One shouldn't forget just how green and special this very busy A404 junction in Stonebridge is - where Hillside meets Brentfield. Obviously our predecessors in Brent recognised the site as being special as can be seen by the imposing architecture surrounding the junction. The entire junction vista and surrounding buildings should surely be protected, preserved and enhanced for coming Brent generations, perhaps grass and trees could be reintroduced on the various traffic islands.   

 

To demolish more and more heritage buildings (assets) and green space, thereby removing wildlife habitat along Brent's trumpeted bee corridors and its green ribbons (mentioned in the Borough Plan) is a travesty. By imposing modern high rise blocks (now known as multi level building I'm told) into this and other historic and green location in Brent is a crime, and in the case of this location disrespects the residents of Stonebridge and Brent as a whole. Shame on you Brent Council.

 

Brent's Heritage assets, be they listed or not, seem to mean nothing to our leaders in Brent, perhaps they don't represent us as they say they do, if they do they are deaf and blind.  They continue to tell us that these new homes (nay boxes) are for our residents and many are affordable.  How is it then that the number of Brent residents in temporary accommodation continues to rise, as does the number of families on the Council House Waiting list?
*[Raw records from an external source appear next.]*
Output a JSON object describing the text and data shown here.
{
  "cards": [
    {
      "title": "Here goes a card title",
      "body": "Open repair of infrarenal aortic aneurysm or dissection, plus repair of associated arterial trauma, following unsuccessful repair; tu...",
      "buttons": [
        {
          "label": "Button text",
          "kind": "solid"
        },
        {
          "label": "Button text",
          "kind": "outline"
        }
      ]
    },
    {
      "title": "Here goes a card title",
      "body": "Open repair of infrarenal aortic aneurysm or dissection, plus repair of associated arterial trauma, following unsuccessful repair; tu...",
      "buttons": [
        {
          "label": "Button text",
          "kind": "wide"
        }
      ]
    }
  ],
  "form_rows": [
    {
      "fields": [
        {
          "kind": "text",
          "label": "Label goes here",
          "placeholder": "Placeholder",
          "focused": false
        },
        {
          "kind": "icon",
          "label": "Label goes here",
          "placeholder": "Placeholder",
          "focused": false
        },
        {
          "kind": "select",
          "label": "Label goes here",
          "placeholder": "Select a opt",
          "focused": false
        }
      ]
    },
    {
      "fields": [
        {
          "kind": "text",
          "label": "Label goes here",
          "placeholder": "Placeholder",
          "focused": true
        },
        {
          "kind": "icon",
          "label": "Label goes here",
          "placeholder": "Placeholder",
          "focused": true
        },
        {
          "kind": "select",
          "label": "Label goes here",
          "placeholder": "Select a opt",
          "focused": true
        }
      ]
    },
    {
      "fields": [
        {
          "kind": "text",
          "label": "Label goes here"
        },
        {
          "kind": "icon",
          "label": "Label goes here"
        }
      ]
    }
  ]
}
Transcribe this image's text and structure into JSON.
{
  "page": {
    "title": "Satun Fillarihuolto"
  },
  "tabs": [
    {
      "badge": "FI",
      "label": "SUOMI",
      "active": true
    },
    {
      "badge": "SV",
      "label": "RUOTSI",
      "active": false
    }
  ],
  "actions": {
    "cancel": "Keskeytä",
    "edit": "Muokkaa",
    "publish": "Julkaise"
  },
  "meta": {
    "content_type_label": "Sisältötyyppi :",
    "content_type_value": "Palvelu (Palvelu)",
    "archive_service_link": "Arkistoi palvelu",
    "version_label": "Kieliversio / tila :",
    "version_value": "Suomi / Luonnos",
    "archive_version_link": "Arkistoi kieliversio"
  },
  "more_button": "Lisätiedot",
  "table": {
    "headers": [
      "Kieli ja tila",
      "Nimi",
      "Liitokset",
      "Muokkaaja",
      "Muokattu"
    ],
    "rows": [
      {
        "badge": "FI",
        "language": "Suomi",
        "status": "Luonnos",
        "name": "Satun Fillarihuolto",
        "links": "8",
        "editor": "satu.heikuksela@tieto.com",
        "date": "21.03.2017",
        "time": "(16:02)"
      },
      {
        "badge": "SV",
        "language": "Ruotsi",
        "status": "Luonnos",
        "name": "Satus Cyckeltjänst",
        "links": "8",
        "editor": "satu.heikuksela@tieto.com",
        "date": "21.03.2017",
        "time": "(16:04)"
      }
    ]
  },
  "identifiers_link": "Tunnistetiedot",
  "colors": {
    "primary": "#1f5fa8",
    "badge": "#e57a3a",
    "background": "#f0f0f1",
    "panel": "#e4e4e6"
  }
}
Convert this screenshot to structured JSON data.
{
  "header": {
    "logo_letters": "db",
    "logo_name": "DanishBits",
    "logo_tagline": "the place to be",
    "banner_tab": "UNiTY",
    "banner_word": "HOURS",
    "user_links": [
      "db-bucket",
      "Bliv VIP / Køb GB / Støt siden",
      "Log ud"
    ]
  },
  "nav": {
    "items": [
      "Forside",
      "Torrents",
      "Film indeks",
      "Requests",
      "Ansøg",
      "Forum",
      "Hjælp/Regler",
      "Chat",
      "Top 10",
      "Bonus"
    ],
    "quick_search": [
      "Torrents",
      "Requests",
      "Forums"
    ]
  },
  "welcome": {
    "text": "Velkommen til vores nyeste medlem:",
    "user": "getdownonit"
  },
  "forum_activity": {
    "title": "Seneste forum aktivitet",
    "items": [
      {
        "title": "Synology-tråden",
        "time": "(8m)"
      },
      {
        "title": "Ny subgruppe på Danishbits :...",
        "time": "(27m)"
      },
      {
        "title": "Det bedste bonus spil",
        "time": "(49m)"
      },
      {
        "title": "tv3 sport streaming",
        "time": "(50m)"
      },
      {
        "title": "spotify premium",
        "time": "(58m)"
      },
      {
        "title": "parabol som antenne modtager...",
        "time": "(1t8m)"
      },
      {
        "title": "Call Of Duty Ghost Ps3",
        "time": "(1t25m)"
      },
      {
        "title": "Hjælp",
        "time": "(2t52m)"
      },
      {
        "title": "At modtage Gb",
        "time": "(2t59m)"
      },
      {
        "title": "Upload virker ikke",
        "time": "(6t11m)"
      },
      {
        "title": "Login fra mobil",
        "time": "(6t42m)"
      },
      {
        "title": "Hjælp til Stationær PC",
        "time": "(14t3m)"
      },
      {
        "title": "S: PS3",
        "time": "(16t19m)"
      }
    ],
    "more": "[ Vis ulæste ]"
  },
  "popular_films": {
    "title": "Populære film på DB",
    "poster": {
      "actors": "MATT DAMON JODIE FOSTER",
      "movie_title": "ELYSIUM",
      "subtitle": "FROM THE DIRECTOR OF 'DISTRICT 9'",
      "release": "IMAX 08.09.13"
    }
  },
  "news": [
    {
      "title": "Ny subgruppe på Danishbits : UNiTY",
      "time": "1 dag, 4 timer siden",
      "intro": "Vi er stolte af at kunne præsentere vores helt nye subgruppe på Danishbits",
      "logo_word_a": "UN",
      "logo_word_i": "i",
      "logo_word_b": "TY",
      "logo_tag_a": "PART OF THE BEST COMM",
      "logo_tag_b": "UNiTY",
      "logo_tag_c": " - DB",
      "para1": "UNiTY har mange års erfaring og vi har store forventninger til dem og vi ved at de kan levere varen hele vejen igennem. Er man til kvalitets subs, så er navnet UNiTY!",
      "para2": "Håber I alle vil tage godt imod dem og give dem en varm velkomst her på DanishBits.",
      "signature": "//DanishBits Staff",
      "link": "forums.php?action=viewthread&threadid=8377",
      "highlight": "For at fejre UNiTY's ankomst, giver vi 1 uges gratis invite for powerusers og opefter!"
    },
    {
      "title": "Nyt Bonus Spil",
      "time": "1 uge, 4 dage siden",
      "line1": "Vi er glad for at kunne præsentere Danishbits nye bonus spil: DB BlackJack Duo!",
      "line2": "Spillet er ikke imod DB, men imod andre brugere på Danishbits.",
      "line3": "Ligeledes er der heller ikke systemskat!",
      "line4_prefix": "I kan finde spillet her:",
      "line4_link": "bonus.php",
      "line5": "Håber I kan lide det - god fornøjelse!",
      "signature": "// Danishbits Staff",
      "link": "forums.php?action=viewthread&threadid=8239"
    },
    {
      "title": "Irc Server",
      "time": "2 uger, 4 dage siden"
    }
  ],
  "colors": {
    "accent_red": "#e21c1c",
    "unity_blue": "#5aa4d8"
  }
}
Then there are the people who have to live in substandard and dangerous accommodation within the sector known as Houses of Multiple Occupation where standards can be appalling as will have been seen in reports by the Press and the Council itself.